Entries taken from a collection
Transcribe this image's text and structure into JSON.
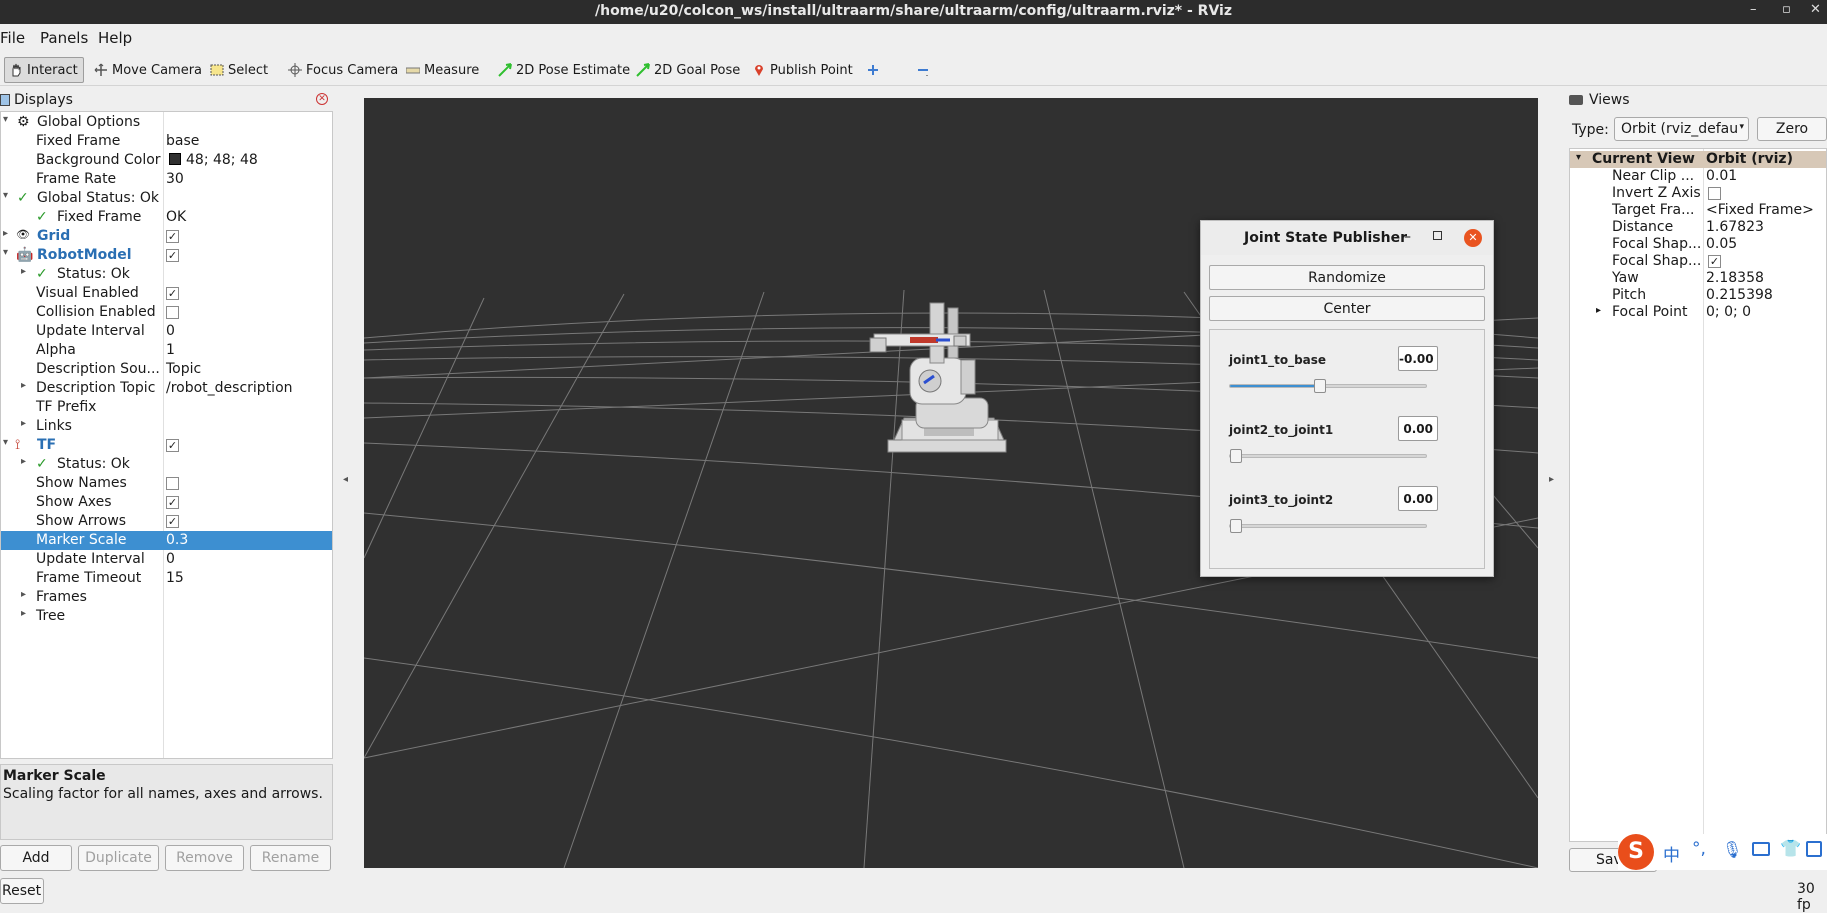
{
  "window": {
    "title": "/home/u20/colcon_ws/install/ultraarm/share/ultraarm/config/ultraarm.rviz* - RViz"
  },
  "menu": [
    "File",
    "Panels",
    "Help"
  ],
  "toolbar": {
    "interact": "Interact",
    "move_camera": "Move Camera",
    "select": "Select",
    "focus_camera": "Focus Camera",
    "measure": "Measure",
    "pose_estimate": "2D Pose Estimate",
    "goal_pose": "2D Goal Pose",
    "publish_point": "Publish Point"
  },
  "displays": {
    "title": "Displays",
    "rows": [
      {
        "label": "Global Options",
        "value": ""
      },
      {
        "label": "Fixed Frame",
        "value": "base"
      },
      {
        "label": "Background Color",
        "value": "48; 48; 48"
      },
      {
        "label": "Frame Rate",
        "value": "30"
      },
      {
        "label": "Global Status: Ok",
        "value": ""
      },
      {
        "label": "Fixed Frame",
        "value": "OK"
      },
      {
        "label": "Grid",
        "value": ""
      },
      {
        "label": "RobotModel",
        "value": ""
      },
      {
        "label": "Status: Ok",
        "value": ""
      },
      {
        "label": "Visual Enabled",
        "value": ""
      },
      {
        "label": "Collision Enabled",
        "value": ""
      },
      {
        "label": "Update Interval",
        "value": "0"
      },
      {
        "label": "Alpha",
        "value": "1"
      },
      {
        "label": "Description Sou...",
        "value": "Topic"
      },
      {
        "label": "Description Topic",
        "value": "/robot_description"
      },
      {
        "label": "TF Prefix",
        "value": ""
      },
      {
        "label": "Links",
        "value": ""
      },
      {
        "label": "TF",
        "value": ""
      },
      {
        "label": "Status: Ok",
        "value": ""
      },
      {
        "label": "Show Names",
        "value": ""
      },
      {
        "label": "Show Axes",
        "value": ""
      },
      {
        "label": "Show Arrows",
        "value": ""
      },
      {
        "label": "Marker Scale",
        "value": "0.3"
      },
      {
        "label": "Update Interval",
        "value": "0"
      },
      {
        "label": "Frame Timeout",
        "value": "15"
      },
      {
        "label": "Frames",
        "value": ""
      },
      {
        "label": "Tree",
        "value": ""
      }
    ],
    "description_title": "Marker Scale",
    "description_text": "Scaling factor for all names, axes and arrows.",
    "buttons": {
      "add": "Add",
      "duplicate": "Duplicate",
      "remove": "Remove",
      "rename": "Rename"
    },
    "reset": "Reset",
    "background_color_hex": "#303030",
    "selection_color": "#3d8fd1"
  },
  "joint_state_publisher": {
    "title": "Joint State Publisher",
    "randomize": "Randomize",
    "center": "Center",
    "joints": [
      {
        "name": "joint1_to_base",
        "value": "-0.00",
        "slider_fraction": 0.45
      },
      {
        "name": "joint2_to_joint1",
        "value": "0.00",
        "slider_fraction": 0.0
      },
      {
        "name": "joint3_to_joint2",
        "value": "0.00",
        "slider_fraction": 0.0
      }
    ]
  },
  "views": {
    "title": "Views",
    "type_label": "Type:",
    "type_value": "Orbit (rviz_defau",
    "zero": "Zero",
    "header": {
      "label": "Current View",
      "value": "Orbit (rviz)"
    },
    "rows": [
      {
        "label": "Near Clip ...",
        "value": "0.01"
      },
      {
        "label": "Invert Z Axis",
        "value": ""
      },
      {
        "label": "Target Fra...",
        "value": "<Fixed Frame>"
      },
      {
        "label": "Distance",
        "value": "1.67823"
      },
      {
        "label": "Focal Shap...",
        "value": "0.05"
      },
      {
        "label": "Focal Shap...",
        "value": ""
      },
      {
        "label": "Yaw",
        "value": "2.18358"
      },
      {
        "label": "Pitch",
        "value": "0.215398"
      },
      {
        "label": "Focal Point",
        "value": "0; 0; 0"
      }
    ],
    "save": "Save"
  },
  "status": {
    "fps": "30 fp"
  },
  "ime": {
    "logo": "S",
    "chinese": "中"
  }
}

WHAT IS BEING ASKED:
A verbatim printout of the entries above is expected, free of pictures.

TASK ANSWER:
Transcribe this image's text and structure into JSON.
{
  "window": {
    "title": "/home/u20/colcon_ws/install/ultraarm/share/ultraarm/config/ultraarm.rviz* - RViz"
  },
  "menu": [
    "File",
    "Panels",
    "Help"
  ],
  "toolbar": {
    "interact": "Interact",
    "move_camera": "Move Camera",
    "select": "Select",
    "focus_camera": "Focus Camera",
    "measure": "Measure",
    "pose_estimate": "2D Pose Estimate",
    "goal_pose": "2D Goal Pose",
    "publish_point": "Publish Point"
  },
  "displays": {
    "title": "Displays",
    "rows": [
      {
        "label": "Global Options",
        "value": ""
      },
      {
        "label": "Fixed Frame",
        "value": "base"
      },
      {
        "label": "Background Color",
        "value": "48; 48; 48"
      },
      {
        "label": "Frame Rate",
        "value": "30"
      },
      {
        "label": "Global Status: Ok",
        "value": ""
      },
      {
        "label": "Fixed Frame",
        "value": "OK"
      },
      {
        "label": "Grid",
        "value": ""
      },
      {
        "label": "RobotModel",
        "value": ""
      },
      {
        "label": "Status: Ok",
        "value": ""
      },
      {
        "label": "Visual Enabled",
        "value": ""
      },
      {
        "label": "Collision Enabled",
        "value": ""
      },
      {
        "label": "Update Interval",
        "value": "0"
      },
      {
        "label": "Alpha",
        "value": "1"
      },
      {
        "label": "Description Sou...",
        "value": "Topic"
      },
      {
        "label": "Description Topic",
        "value": "/robot_description"
      },
      {
        "label": "TF Prefix",
        "value": ""
      },
      {
        "label": "Links",
        "value": ""
      },
      {
        "label": "TF",
        "value": ""
      },
      {
        "label": "Status: Ok",
        "value": ""
      },
      {
        "label": "Show Names",
        "value": ""
      },
      {
        "label": "Show Axes",
        "value": ""
      },
      {
        "label": "Show Arrows",
        "value": ""
      },
      {
        "label": "Marker Scale",
        "value": "0.3"
      },
      {
        "label": "Update Interval",
        "value": "0"
      },
      {
        "label": "Frame Timeout",
        "value": "15"
      },
      {
        "label": "Frames",
        "value": ""
      },
      {
        "label": "Tree",
        "value": ""
      }
    ],
    "description_title": "Marker Scale",
    "description_text": "Scaling factor for all names, axes and arrows.",
    "buttons": {
      "add": "Add",
      "duplicate": "Duplicate",
      "remove": "Remove",
      "rename": "Rename"
    },
    "reset": "Reset",
    "background_color_hex": "#303030",
    "selection_color": "#3d8fd1"
  },
  "joint_state_publisher": {
    "title": "Joint State Publisher",
    "randomize": "Randomize",
    "center": "Center",
    "joints": [
      {
        "name": "joint1_to_base",
        "value": "-0.00",
        "slider_fraction": 0.45
      },
      {
        "name": "joint2_to_joint1",
        "value": "0.00",
        "slider_fraction": 0.0
      },
      {
        "name": "joint3_to_joint2",
        "value": "0.00",
        "slider_fraction": 0.0
      }
    ]
  },
  "views": {
    "title": "Views",
    "type_label": "Type:",
    "type_value": "Orbit (rviz_defau",
    "zero": "Zero",
    "header": {
      "label": "Current View",
      "value": "Orbit (rviz)"
    },
    "rows": [
      {
        "label": "Near Clip ...",
        "value": "0.01"
      },
      {
        "label": "Invert Z Axis",
        "value": ""
      },
      {
        "label": "Target Fra...",
        "value": "<Fixed Frame>"
      },
      {
        "label": "Distance",
        "value": "1.67823"
      },
      {
        "label": "Focal Shap...",
        "value": "0.05"
      },
      {
        "label": "Focal Shap...",
        "value": ""
      },
      {
        "label": "Yaw",
        "value": "2.18358"
      },
      {
        "label": "Pitch",
        "value": "0.215398"
      },
      {
        "label": "Focal Point",
        "value": "0; 0; 0"
      }
    ],
    "save": "Save"
  },
  "status": {
    "fps": "30 fp"
  },
  "ime": {
    "logo": "S",
    "chinese": "中"
  }
}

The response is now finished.